-- What this task involves --
In full and without alteration, write out the lines below.

Items from a dataset:
*** Begin section ***

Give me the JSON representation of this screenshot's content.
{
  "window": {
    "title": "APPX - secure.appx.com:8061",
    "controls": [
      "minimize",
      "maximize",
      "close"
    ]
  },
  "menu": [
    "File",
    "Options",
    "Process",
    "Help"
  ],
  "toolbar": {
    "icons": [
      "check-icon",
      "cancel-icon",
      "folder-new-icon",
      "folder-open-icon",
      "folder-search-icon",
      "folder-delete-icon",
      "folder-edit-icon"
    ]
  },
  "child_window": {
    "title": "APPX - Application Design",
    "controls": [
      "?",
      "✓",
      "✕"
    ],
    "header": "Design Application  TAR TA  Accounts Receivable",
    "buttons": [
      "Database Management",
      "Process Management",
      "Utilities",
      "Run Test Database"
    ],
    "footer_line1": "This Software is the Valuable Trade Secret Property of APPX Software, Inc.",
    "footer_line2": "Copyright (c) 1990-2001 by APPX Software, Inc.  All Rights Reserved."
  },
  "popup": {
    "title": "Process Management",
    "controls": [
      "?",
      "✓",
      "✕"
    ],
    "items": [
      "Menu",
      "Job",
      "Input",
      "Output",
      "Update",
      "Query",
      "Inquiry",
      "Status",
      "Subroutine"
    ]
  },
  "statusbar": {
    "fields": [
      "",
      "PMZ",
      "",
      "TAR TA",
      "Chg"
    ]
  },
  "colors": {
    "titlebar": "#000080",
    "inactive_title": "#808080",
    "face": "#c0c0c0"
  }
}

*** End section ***

-- Answer space --
Give me the JSON representation of this screenshot's content.
{
  "window": {
    "title": "APPX - secure.appx.com:8061",
    "controls": [
      "minimize",
      "maximize",
      "close"
    ]
  },
  "menu": [
    "File",
    "Options",
    "Process",
    "Help"
  ],
  "toolbar": {
    "icons": [
      "check-icon",
      "cancel-icon",
      "folder-new-icon",
      "folder-open-icon",
      "folder-search-icon",
      "folder-delete-icon",
      "folder-edit-icon"
    ]
  },
  "child_window": {
    "title": "APPX - Application Design",
    "controls": [
      "?",
      "✓",
      "✕"
    ],
    "header": "Design Application  TAR TA  Accounts Receivable",
    "buttons": [
      "Database Management",
      "Process Management",
      "Utilities",
      "Run Test Database"
    ],
    "footer_line1": "This Software is the Valuable Trade Secret Property of APPX Software, Inc.",
    "footer_line2": "Copyright (c) 1990-2001 by APPX Software, Inc.  All Rights Reserved."
  },
  "popup": {
    "title": "Process Management",
    "controls": [
      "?",
      "✓",
      "✕"
    ],
    "items": [
      "Menu",
      "Job",
      "Input",
      "Output",
      "Update",
      "Query",
      "Inquiry",
      "Status",
      "Subroutine"
    ]
  },
  "statusbar": {
    "fields": [
      "",
      "PMZ",
      "",
      "TAR TA",
      "Chg"
    ]
  },
  "colors": {
    "titlebar": "#000080",
    "inactive_title": "#808080",
    "face": "#c0c0c0"
  }
}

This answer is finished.